● Task description
From the records below, copy the lines that include "true".

● Excerpts from an interface dataset
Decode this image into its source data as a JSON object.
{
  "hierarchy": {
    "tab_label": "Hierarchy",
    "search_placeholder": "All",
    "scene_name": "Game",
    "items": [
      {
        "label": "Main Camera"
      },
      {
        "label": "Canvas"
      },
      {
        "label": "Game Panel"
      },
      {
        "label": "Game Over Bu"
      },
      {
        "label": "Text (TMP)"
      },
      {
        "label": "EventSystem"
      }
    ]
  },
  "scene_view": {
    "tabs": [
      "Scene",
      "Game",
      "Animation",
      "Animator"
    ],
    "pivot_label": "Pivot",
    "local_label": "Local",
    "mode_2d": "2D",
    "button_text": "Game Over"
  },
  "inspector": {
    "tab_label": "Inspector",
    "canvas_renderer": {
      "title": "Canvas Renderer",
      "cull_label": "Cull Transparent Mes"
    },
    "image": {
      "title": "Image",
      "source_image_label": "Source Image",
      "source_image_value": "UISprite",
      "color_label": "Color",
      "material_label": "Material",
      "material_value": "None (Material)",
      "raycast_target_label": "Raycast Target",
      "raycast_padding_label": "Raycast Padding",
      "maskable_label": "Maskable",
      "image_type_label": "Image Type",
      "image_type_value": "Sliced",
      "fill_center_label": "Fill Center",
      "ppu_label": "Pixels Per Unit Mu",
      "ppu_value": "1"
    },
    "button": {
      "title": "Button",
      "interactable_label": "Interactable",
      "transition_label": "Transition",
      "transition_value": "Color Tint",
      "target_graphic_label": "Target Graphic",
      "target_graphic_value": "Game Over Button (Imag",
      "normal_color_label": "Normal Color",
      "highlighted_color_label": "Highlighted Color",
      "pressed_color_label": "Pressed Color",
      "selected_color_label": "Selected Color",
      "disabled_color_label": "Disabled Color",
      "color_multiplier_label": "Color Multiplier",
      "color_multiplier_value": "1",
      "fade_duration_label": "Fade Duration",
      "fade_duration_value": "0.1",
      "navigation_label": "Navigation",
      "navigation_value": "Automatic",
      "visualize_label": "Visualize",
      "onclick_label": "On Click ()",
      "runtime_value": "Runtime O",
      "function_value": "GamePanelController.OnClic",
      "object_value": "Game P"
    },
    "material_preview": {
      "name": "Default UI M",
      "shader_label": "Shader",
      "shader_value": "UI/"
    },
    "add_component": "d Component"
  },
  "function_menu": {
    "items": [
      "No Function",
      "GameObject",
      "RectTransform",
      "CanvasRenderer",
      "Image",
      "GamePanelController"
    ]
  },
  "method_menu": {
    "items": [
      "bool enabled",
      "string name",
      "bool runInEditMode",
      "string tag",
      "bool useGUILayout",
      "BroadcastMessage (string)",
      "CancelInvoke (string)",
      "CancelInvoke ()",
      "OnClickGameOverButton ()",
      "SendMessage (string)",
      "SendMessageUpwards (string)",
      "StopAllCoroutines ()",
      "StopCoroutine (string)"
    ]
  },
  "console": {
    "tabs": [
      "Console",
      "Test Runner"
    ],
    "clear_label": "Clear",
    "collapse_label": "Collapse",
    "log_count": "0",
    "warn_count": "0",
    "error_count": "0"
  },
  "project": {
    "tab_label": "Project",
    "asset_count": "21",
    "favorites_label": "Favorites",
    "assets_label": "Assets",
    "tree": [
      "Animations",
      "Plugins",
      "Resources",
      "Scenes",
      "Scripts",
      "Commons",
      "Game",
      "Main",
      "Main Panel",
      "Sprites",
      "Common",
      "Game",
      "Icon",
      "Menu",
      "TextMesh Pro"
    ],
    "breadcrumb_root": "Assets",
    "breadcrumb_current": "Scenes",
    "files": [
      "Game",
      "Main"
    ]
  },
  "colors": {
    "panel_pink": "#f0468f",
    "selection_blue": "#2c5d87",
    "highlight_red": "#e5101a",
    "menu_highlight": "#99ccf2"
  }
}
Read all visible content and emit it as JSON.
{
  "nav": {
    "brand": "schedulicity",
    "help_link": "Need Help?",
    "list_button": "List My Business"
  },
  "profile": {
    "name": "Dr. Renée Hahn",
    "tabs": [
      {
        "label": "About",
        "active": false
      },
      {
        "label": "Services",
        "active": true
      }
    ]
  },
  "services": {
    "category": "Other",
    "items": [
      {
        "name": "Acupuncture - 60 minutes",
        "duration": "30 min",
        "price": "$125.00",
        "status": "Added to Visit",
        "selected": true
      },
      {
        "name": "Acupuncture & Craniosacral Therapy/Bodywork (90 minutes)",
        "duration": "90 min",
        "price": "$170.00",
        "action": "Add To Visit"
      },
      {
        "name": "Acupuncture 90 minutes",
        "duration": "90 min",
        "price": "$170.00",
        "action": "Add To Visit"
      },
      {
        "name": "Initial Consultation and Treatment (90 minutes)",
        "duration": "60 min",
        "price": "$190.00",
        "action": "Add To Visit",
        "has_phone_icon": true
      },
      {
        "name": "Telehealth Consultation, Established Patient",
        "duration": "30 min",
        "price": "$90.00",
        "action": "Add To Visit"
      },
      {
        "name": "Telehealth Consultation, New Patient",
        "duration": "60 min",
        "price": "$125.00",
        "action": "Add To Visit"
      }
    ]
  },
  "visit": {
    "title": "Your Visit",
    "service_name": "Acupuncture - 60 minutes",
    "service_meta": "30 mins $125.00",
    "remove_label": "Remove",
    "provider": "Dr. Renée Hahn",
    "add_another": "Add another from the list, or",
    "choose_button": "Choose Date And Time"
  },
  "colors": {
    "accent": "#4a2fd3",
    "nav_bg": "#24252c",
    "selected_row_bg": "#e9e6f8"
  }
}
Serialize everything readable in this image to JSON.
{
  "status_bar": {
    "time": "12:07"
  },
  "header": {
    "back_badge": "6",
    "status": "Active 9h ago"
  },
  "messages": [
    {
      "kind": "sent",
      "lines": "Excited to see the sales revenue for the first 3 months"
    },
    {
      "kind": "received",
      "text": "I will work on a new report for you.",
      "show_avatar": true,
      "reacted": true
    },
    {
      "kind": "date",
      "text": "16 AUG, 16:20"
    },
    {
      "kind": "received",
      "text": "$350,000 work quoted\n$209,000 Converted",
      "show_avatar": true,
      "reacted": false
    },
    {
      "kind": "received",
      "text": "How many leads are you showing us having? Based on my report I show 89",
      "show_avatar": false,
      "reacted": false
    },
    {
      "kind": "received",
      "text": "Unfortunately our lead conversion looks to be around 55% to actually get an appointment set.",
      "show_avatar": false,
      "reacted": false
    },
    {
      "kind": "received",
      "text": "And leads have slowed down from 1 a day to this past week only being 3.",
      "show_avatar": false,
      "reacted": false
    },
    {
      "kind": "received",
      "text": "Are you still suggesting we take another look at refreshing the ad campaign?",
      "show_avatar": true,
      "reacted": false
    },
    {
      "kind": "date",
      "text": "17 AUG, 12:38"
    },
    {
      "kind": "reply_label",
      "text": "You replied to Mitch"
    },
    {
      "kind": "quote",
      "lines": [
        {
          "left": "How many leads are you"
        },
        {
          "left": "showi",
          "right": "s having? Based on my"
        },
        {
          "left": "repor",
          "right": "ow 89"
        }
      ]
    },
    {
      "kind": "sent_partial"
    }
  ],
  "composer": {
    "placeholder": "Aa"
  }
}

● Solution to this exercise
        "active": true
        "selected": true
        "has_phone_icon": true
      "show_avatar": true,
      "reacted": true
      "show_avatar": true,
      "show_avatar": true,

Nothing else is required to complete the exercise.